A Freedom of Information request* has starkly exposed levels of non-compliance by many operators claiming…
The Tyre Recovery Association’s (TRA) Recycling Day, a one-day conference and dinner organised in partnership with the Retread Manufacturers Association, was held at the Ardencote Manor, Warwickshire on Friday the 19th of June. The conference, celebrating the tenth anniversary of the TRA, was attended by representatives of the tyre and waste recycling industries and included presentations covering key themes such as regulations and enforcement; best practise and innovation; common causes and issues facing the industry.
The conference was an opportunity for TRA members and industry stakeholders to engage with associations and regulating bodies on the topics they care about most. Representatives from major industry associations including Mike Wilson and Peter Taylor from the TRA; Alan Bithell from the RMA; Stefan Hay from the NTDA (National Tyre Distributors Association); and Stuart Jackson from TIF (the Tyre Industry Federation) updated attendees on their organisations’ progress.
The Environment Agency (EA) and Fire Safety Regulation summarised the key regulatory issues and changes affecting tyre recycling and waste management. Howard Leberman, a senior advisor on waste regulations at the Environment Agency, discussed the changes and updates to regulations regarding waste and recycling including changes in the EA’s approach to Site Exemptions. He noted that – while some sites have been designated ‘low risk’ because the volume of waste on-site is limited – these sites still require investigating to make sure that they are complying with the conditions of their exemption. The EA recently issued a ‘call for evidence’ to the industry, asking for examples of illegal activity from businesses to be submitted to the EA for prioritisation and investigation. Mr Leberman added that the EA are looking at a proposal to scrap Site Exemptions entirely.

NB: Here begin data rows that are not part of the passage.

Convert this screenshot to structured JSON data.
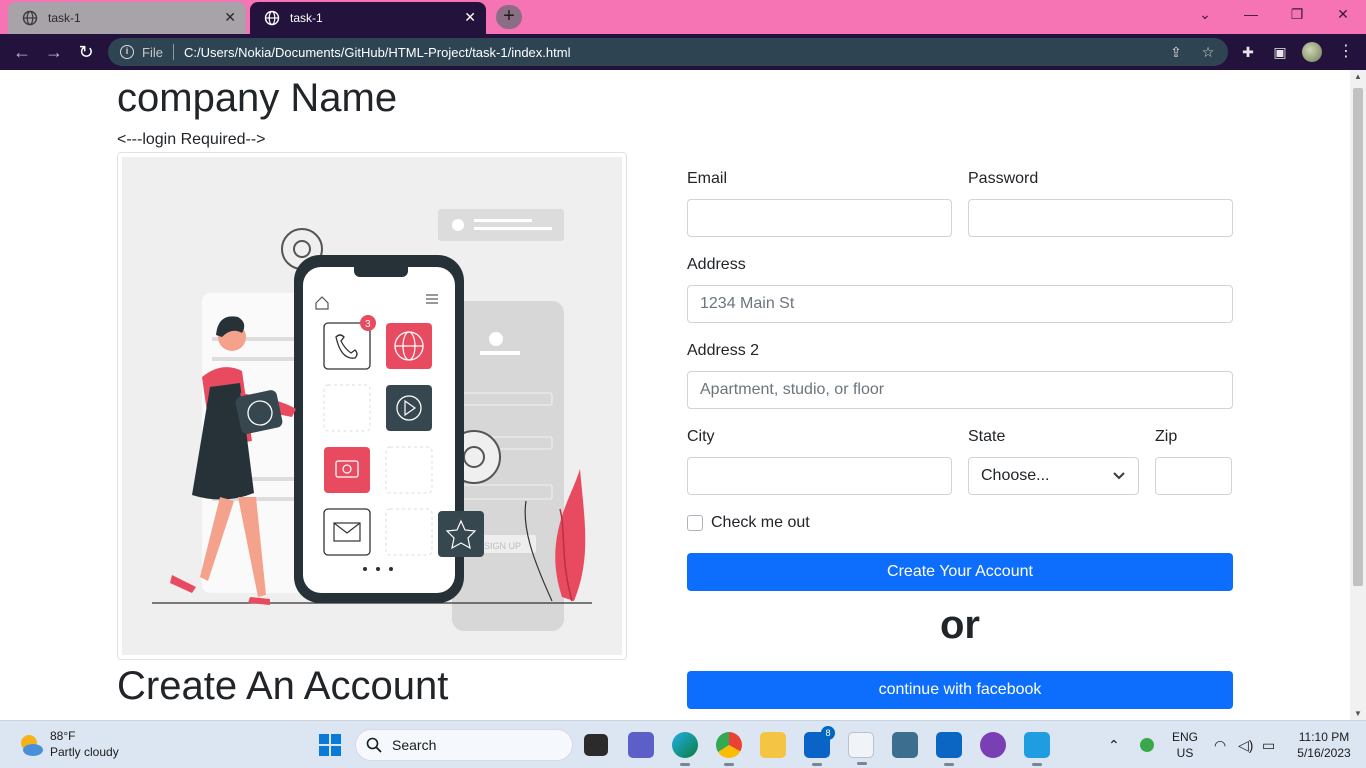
{
  "browser": {
    "tabs": [
      {
        "title": "task-1",
        "active": false
      },
      {
        "title": "task-1",
        "active": true
      }
    ],
    "new_tab": "+",
    "address": {
      "scheme_label": "File",
      "url": "C:/Users/Nokia/Documents/GitHub/HTML-Project/task-1/index.html"
    }
  },
  "page": {
    "company_name": "company Name",
    "login_note": "<---login Required-->",
    "heading": "Create An Account",
    "illustration": {
      "phone_badge": "3",
      "sign_up_label": "SIGN UP"
    },
    "form": {
      "email_label": "Email",
      "password_label": "Password",
      "address_label": "Address",
      "address_placeholder": "1234 Main St",
      "address2_label": "Address 2",
      "address2_placeholder": "Apartment, studio, or floor",
      "city_label": "City",
      "state_label": "State",
      "state_selected": "Choose...",
      "zip_label": "Zip",
      "checkbox_label": "Check me out",
      "checkbox_checked": false,
      "submit_label": "Create Your Account",
      "or_text": "or",
      "facebook_label": "continue with facebook"
    },
    "colors": {
      "primary_button": "#0d6efd",
      "tab_strip": "#f774b4",
      "toolbar": "#23123b"
    }
  },
  "taskbar": {
    "weather_temp": "88°F",
    "weather_desc": "Partly cloudy",
    "search_placeholder": "Search",
    "mail_badge": "8",
    "language": "ENG",
    "region": "US",
    "time": "11:10 PM",
    "date": "5/16/2023"
  }
}
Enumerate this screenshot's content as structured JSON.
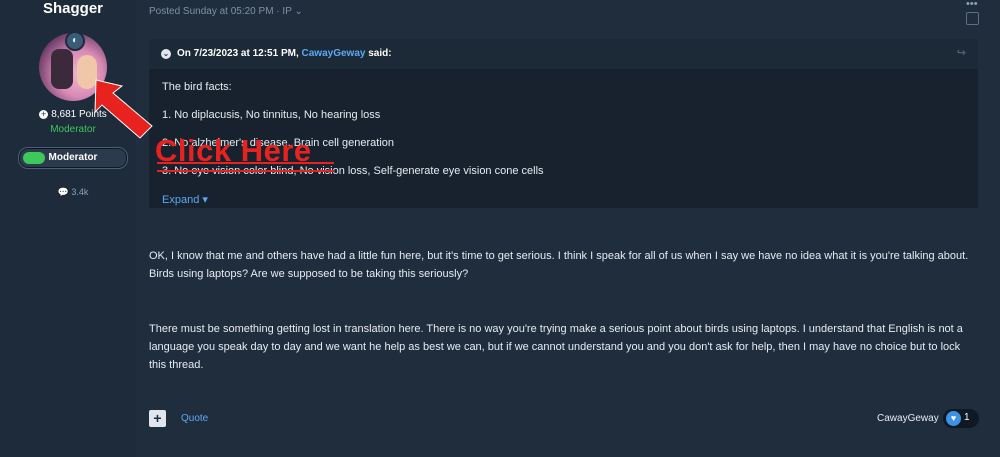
{
  "user": {
    "name": "Shagger",
    "points": "8,681 Points",
    "role": "Moderator",
    "badge": "Moderator",
    "reactions_count": "3.4k"
  },
  "post": {
    "meta": "Posted Sunday at 05:20 PM · IP",
    "quote": {
      "header_prefix": "On 7/23/2023 at 12:51 PM,",
      "author": "CawayGeway",
      "said": "said:",
      "lines": [
        "The bird facts:",
        "1. No diplacusis, No tinnitus, No hearing loss",
        "2. No alzheimer's disease, Brain cell generation",
        "3. No eye vision color blind, No vision loss, Self-generate eye vision cone cells"
      ],
      "expand_label": "Expand"
    },
    "paragraphs": [
      "OK, I know that me and others have had a little fun here, but it's time to get serious. I think I speak for all of us when I say we have no idea what it is you're talking about. Birds using laptops? Are we supposed to be taking this seriously?",
      "There must be something getting lost in translation here. There is no way you're trying make a serious point about birds using laptops. I understand that English is not a language you speak day to day and we want he help as best we can, but if we cannot understand you and you don't ask for help, then I may have no choice but to lock this thread."
    ],
    "footer": {
      "quote_label": "Quote",
      "reactor": "CawayGeway",
      "like_count": "1"
    }
  },
  "overlay": {
    "text": "Click Here",
    "color": "#e8221f"
  },
  "icons": [
    "plus-icon",
    "chat-icon",
    "heart-icon",
    "chevron-down-icon",
    "share-icon",
    "more-icon",
    "arrow-icon"
  ]
}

The subject of regulations and enforcement returned consistently throughout the day. Delegates warned that the lack of enforcement for those organisations who do not take the time or spend the money to stay compliant, and who are therefore operating dangerously, has left those who do comply unable to compete. The TRA reaffirmed its commitment to work alongside regulatory bodies to shape legislation and provide evidence-based proposals for sites that require enforcement, but pointed out that the regulatory environment needs to be much more robust to encourage market development.
Chris Callow, Head of Policy at the London Fire Brigade, introduced how the Fire Service deals with waste fires and outlined the issues for firefighters that are specific to tyre sites; pointing out how they are using experience from previous incidents to adapt techniques and approaches for dealing with future tyre-related fires.
The Recycling Day also celebrated best practice in tyre recovery, processing and recycling, presenting John Bramwell of CONICA Ltd with the first ever PAS 107 QP Certificate of Qualification. The certificate acknowledges that CONICA has passed inspection and assessment; affirming that any tyre waste that is managed and recovered at CONICA complies with PAS 107, can be classed as a non-waste product and is not required to be handled under waste management controls.
Gary Nelson, Director of independent environmental consultants Abricon, introduced the updated PAS 107 QP standard, its audit and inspection process and the benefits of certification. He outlined how, by receiving PAS 107 certification and removing the designation of ‘waste’, certified companies can simplify the process of handling recycled tyres. There are a number of companies who are in the process of completing the audit and inspection process and more are predicted to follow the example set by CONICA.
Representatives from the tyre industry gave examples of innovations and how companies can embrace tyre recycling and promote corporate social responsibility. Stuart Jackson, Managing Director of Apollo Vredestein UK, presented how his organisation has improved best practise in its tyre recycling initiatives and gave examples of where their recycled tyre materials are being utilised around the UK – including in football pitches and playgrounds.
Davide Lo Presti, a researcher from the University of Nottingham, discussed the processes, benefits and challenges for using tyre rubber on UK roads. He argued that the benefits of using a recycled tyre rubber compound in road surfaces (when compared to traditional techniques) include increased flexibility, water permeability and life-span as well as reduced cracking and noise pollution.
The results of an EU part-funded project participated in by RMA member BANDVULC Group were presented by Richard O’Connell, Director at BANDVULC. The project aims to develop a standard tool for producing tyre labels for retreaded truck tyres, something that has not been possible up until now. Michelin’s Guy Heywood also discussed the growth of very low cost Chinese tyres in the UK truck tyre market, what has driven the growth and the impact it could potentially have on tyre recovery, recycling and retreading in the UK.
Peter Taylor, Secretary General of the TRA, closed the conference with a word of thanks to the delegates and speakers who made the day a success. He celebrated the achievements of the TRA over its first ten years before addressing the topic of regulation and enforcement that had been prevalent throughout the conference.
“However well-intentioned, we are drowning in regulation,” said Peter Taylor “while enforcement – where it exists at all – is often cumbersome and slow. I believe it is time for a new approach. The regulatory environment must assist and encourage market development, not stifle it. We also need to do more to encourage new product development and protect resource-efficient retreading, for the simple reason that it makes good environmental sense.”